Blackaria (2010): This is the other low budget homage to Italian horror cinema and the giallo by French directors Francois Gaillard and Christophe Robin, but where Last Caress was mining the totality of the giallo and Lucio Fulci-style horror, this one is a love letter to Dario Argento from Deep Red to Phenomena. Unlike Last Caress, this one also has an actual plot, but given the roughness of the script, the - how shall I say? - problematic intelligence of said plot, not to speak of what I can only read as its rampant misogyny, that's not necessarily a good thing. Again, you'll also need a high tolerance for amateurish acting and a non-professional feel, but just might be compensated for your patience by the film's cheap yet loving art direction, the excellent editing and a lot of style. This is clearly again a film made by fans of Italian horror for other fans of it exclusively, so you'll probably already know if Blackaria is for you or not.

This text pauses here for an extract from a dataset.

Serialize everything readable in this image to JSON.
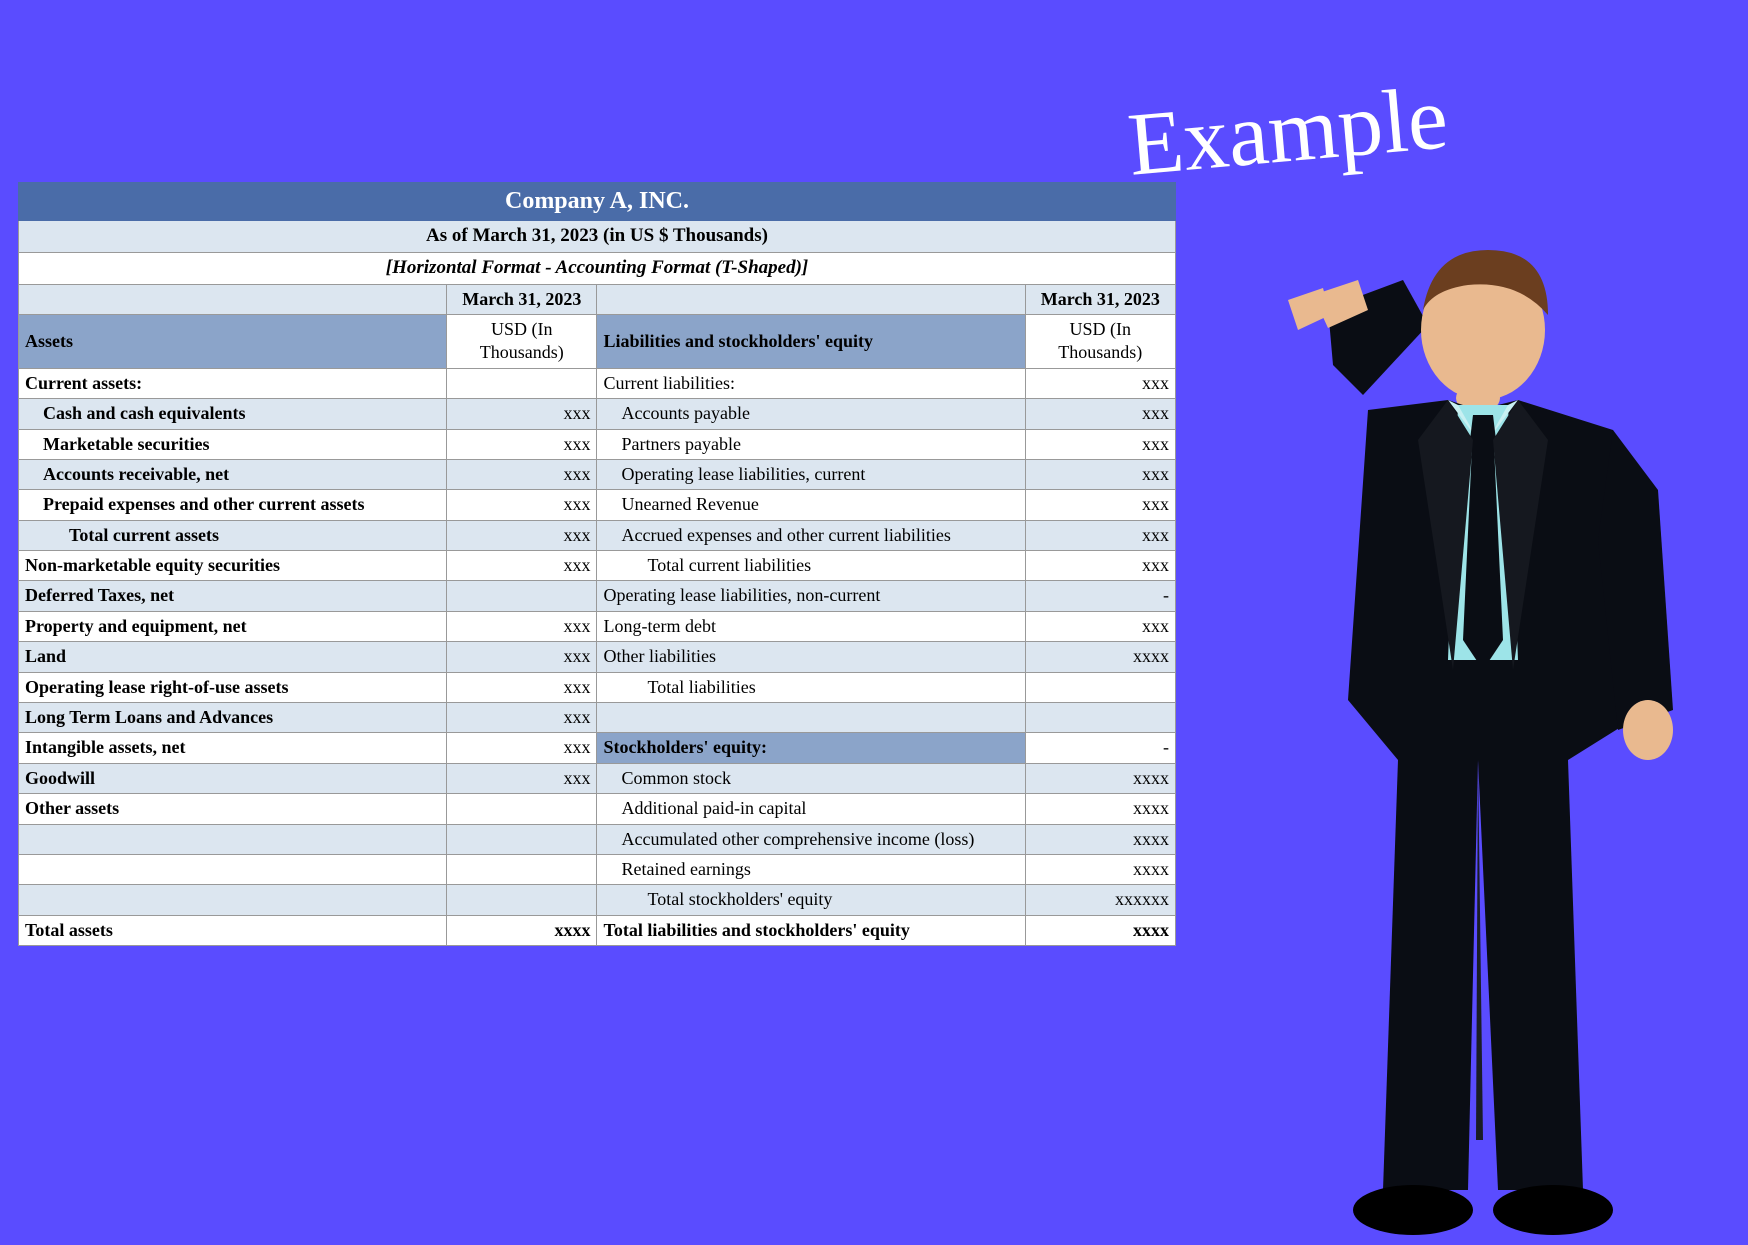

Gun Crazy: Episode 2 - Beyond the Law (2002): Atsushi Muroga is one of the better directors of Japanese 90s/00s direct to video action fodder, and while this concoction about a cute, idealistic female lawyer (Rei Kikukawa) finding herself trying out the at first rather more simple seeming law of the gun isn't exactly a hidden gem, it's among the more watchable films from this part of the Japanese movie industry. The problem with these films is often that they're produced so cheaply they can't actually afford all that much action - which is a bit of a problem in supposed action films - and have to replace it with weirdness (if you're lucky), melodrama, and empty warehouses. Muroga generally knows how to handle these things with a certain degree of style, and here avoids the genre's all too typical boredom by judicious application of slow motion, entertaining pseudo-philosophy, and choice moments of leather and guns porn. It's not great filmmaking, but it's entertaining enough.
Cosmopolis (2012): Not to sound like one of those people who hate any movie with intellectual ambition, but nearly two hours of expressionless puppets declaiming stiff (I'd bet taken one to one from DeLillo's novel) dialogue that confuses depth and obtuseness are nothing to endear a movie to me, particularly when nothing the film has to say is all that complicated or deep. In fact, I can't help but suspect this is a case of a film hiding its lack of intellectual rigour behind gestures to suggest DEEP ART. My disillusionment with Cronenberg continues apace. At least the soundtrack is pretty great.